The Babylonian Talmud: A Translation and Commentary
|by Jacob Neusner|
| Retail: $895.00|
Size: 6 x 9 inches
Pub Date: 2011
Volumes in Series: 22
Item Number: 565263
Categories: Judaism; Religion and Culture
The Hebrew Scriptures contain many hundreds of laws both religious and civil. They concern the Temple (in Exodus), the priesthood (in Leviticus), the Temple offerings and other rites (in Numbers), and the social order of Israel (in Deuteronomy). These may rightly be called the written law (Torah). The oral law is the extension of these precepts to cover all of life and its contingencies. The oral law (or Mishnah) was written down by rabbinic sages about 200 C.E. With the Talmud, Jewish sages systematized the laws in Scripture together with those of the oral tradition. While the Mishnah records rules governing the conduct of the holy life of Israel, the Talmud concerns itself with the details of the Mishnah. Israel’s oral law found its definitive expression in the Talmud. The Talmud of Babylonia (a.k.a., the Bavli, or Babylonian Talmud), is a sustained commentary on the written and oral law of Israel. Compiled between 500–600 C.E., it offers a magnificent record of how Jewish scholars preserved a humane and enduring civilization.
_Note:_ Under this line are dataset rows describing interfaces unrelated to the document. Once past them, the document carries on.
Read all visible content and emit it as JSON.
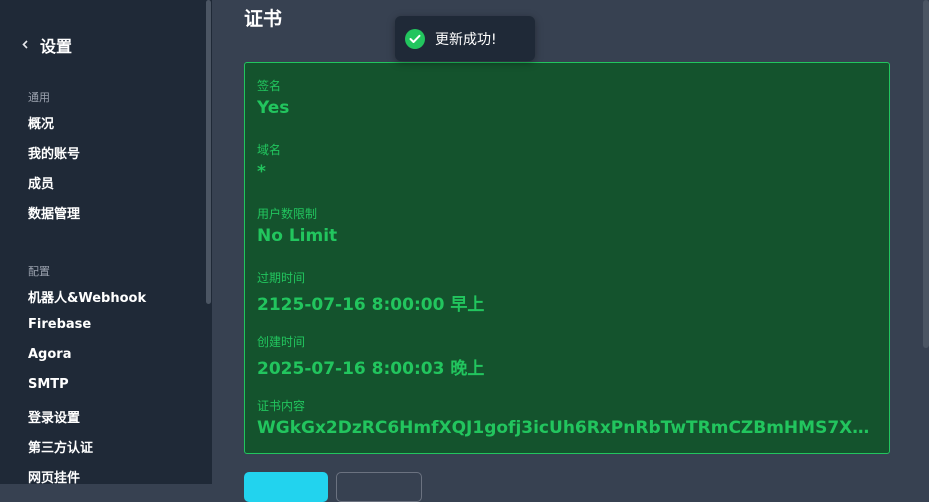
{
  "sidebar": {
    "back_label": "设置",
    "sections": [
      {
        "label": "通用",
        "items": [
          "概况",
          "我的账号",
          "成员",
          "数据管理"
        ]
      },
      {
        "label": "配置",
        "items": [
          "机器人&Webhook",
          "Firebase",
          "Agora",
          "SMTP",
          "登录设置",
          "第三方认证",
          "网页挂件"
        ]
      }
    ]
  },
  "main": {
    "title": "证书",
    "fields": [
      {
        "label": "签名",
        "value": "Yes"
      },
      {
        "label": "域名",
        "value": "*"
      },
      {
        "label": "用户数限制",
        "value": "No Limit"
      },
      {
        "label": "过期时间",
        "value": "2125-07-16 8:00:00 早上"
      },
      {
        "label": "创建时间",
        "value": "2025-07-16 8:00:03 晚上"
      },
      {
        "label": "证书内容",
        "value": "WGkGx2DzRC6HmfXQJ1gofj3icUh6RxPnRbTwTRmCZBmHMS7XZ..."
      }
    ]
  },
  "toast": {
    "message": "更新成功!"
  },
  "colors": {
    "accent_green": "#22c55e",
    "card_bg": "#14532d",
    "primary_button": "#22d3ee",
    "sidebar_bg": "#1f2937",
    "main_bg": "#374151"
  }
}
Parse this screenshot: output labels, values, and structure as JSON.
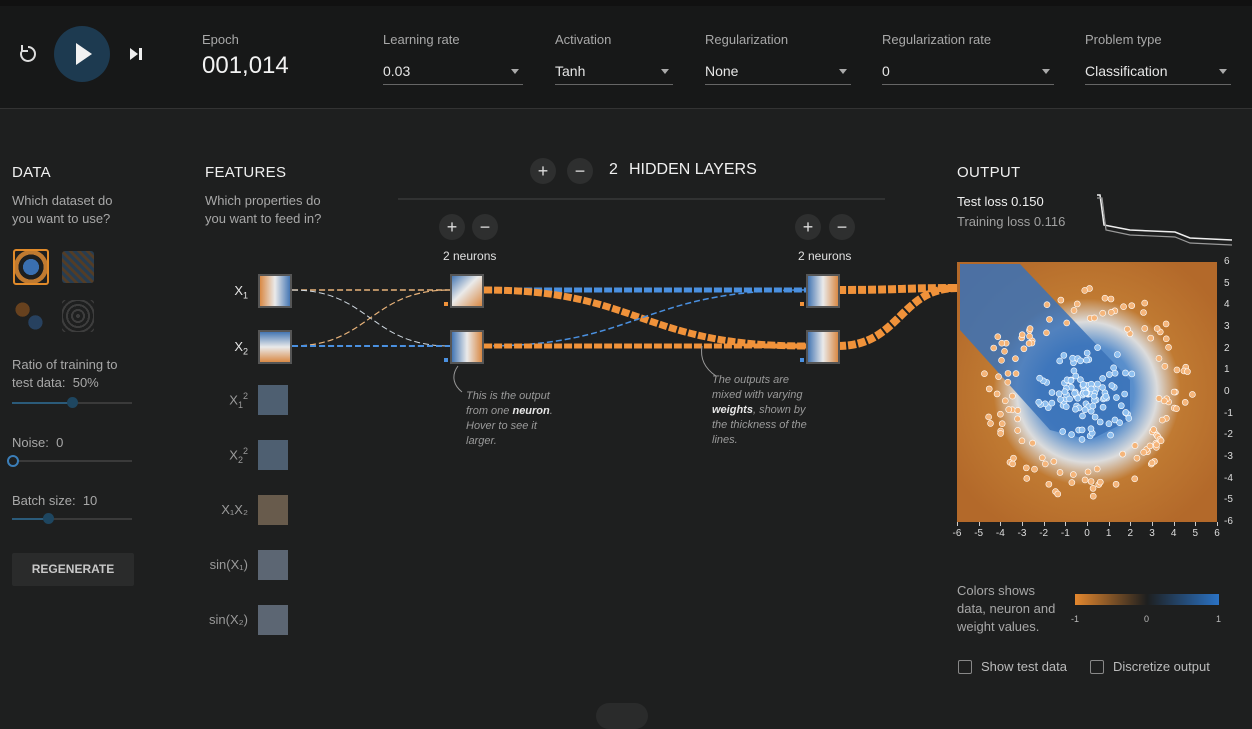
{
  "topbar": {
    "epoch_label": "Epoch",
    "epoch_value": "001,014",
    "learning_rate": {
      "label": "Learning rate",
      "value": "0.03"
    },
    "activation": {
      "label": "Activation",
      "value": "Tanh"
    },
    "regularization": {
      "label": "Regularization",
      "value": "None"
    },
    "regularization_rate": {
      "label": "Regularization rate",
      "value": "0"
    },
    "problem_type": {
      "label": "Problem type",
      "value": "Classification"
    }
  },
  "data_panel": {
    "title": "DATA",
    "subtitle": "Which dataset do you want to use?",
    "ratio_label": "Ratio of training to test data:",
    "ratio_value": "50%",
    "ratio_fraction": 0.5,
    "noise_label": "Noise:",
    "noise_value": "0",
    "noise_fraction": 0,
    "batch_label": "Batch size:",
    "batch_value": "10",
    "batch_fraction": 0.3,
    "regenerate": "REGENERATE"
  },
  "features_panel": {
    "title": "FEATURES",
    "subtitle": "Which properties do you want to feed in?",
    "features": [
      {
        "name": "X",
        "sub": "1",
        "sup": "",
        "active": true
      },
      {
        "name": "X",
        "sub": "2",
        "sup": "",
        "active": true
      },
      {
        "name": "X",
        "sub": "1",
        "sup": "2",
        "active": false
      },
      {
        "name": "X",
        "sub": "2",
        "sup": "2",
        "active": false
      },
      {
        "name": "X₁X₂",
        "sub": "",
        "sup": "",
        "active": false
      },
      {
        "name": "sin(X₁)",
        "sub": "",
        "sup": "",
        "active": false
      },
      {
        "name": "sin(X₂)",
        "sub": "",
        "sup": "",
        "active": false
      }
    ]
  },
  "network": {
    "hidden_layers_count": "2",
    "hidden_layers_label": "HIDDEN LAYERS",
    "layer1_neurons": "2 neurons",
    "layer2_neurons": "2 neurons",
    "note_neuron": "This is the output from one neuron. Hover to see it larger.",
    "note_neuron_bold": "neuron",
    "note_weights": "The outputs are mixed with varying weights, shown by the thickness of the lines.",
    "note_weights_bold": "weights"
  },
  "output_panel": {
    "title": "OUTPUT",
    "test_loss": "Test loss 0.150",
    "training_loss": "Training loss 0.116",
    "axis_ticks": [
      "-6",
      "-5",
      "-4",
      "-3",
      "-2",
      "-1",
      "0",
      "1",
      "2",
      "3",
      "4",
      "5",
      "6"
    ],
    "legend_text": "Colors shows data, neuron and weight values.",
    "legend_ticks": [
      "-1",
      "0",
      "1"
    ],
    "show_test_data": "Show test data",
    "discretize_output": "Discretize output"
  },
  "colors": {
    "orange": "#f59322",
    "blue": "#0877bd",
    "background": "#1e1f1f"
  }
}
Representing the primary document of rabbinic Judaism, it throws considerable light on the New Testament as well.
This monumental American translation was completed a decade ago—but was extraordinarily expensive and difficult to find—and features translations by Jacob Neusner, Tzvee Zahavy, Alan Avery-Peck, B. Barry Levy, Peter Haas, and Martin S. Jaffee, with commentary and new introductions by Jacob Neusner.
Jacob Neusner is Research Professor of Religion and Theology, Bard College, and Senior Fellow of the Institute of Advanced Theology at Bard College. He has published more than eight hundred books and innumerable articles, and he is editor of The Dictionary of Judaism in the Biblical Period and the three-volume Encyclopaedia of Judaism. He has also served as President of the American Academy of Religion, and was appointed as Member of the National Council on the Humanities and the National Council on the Arts.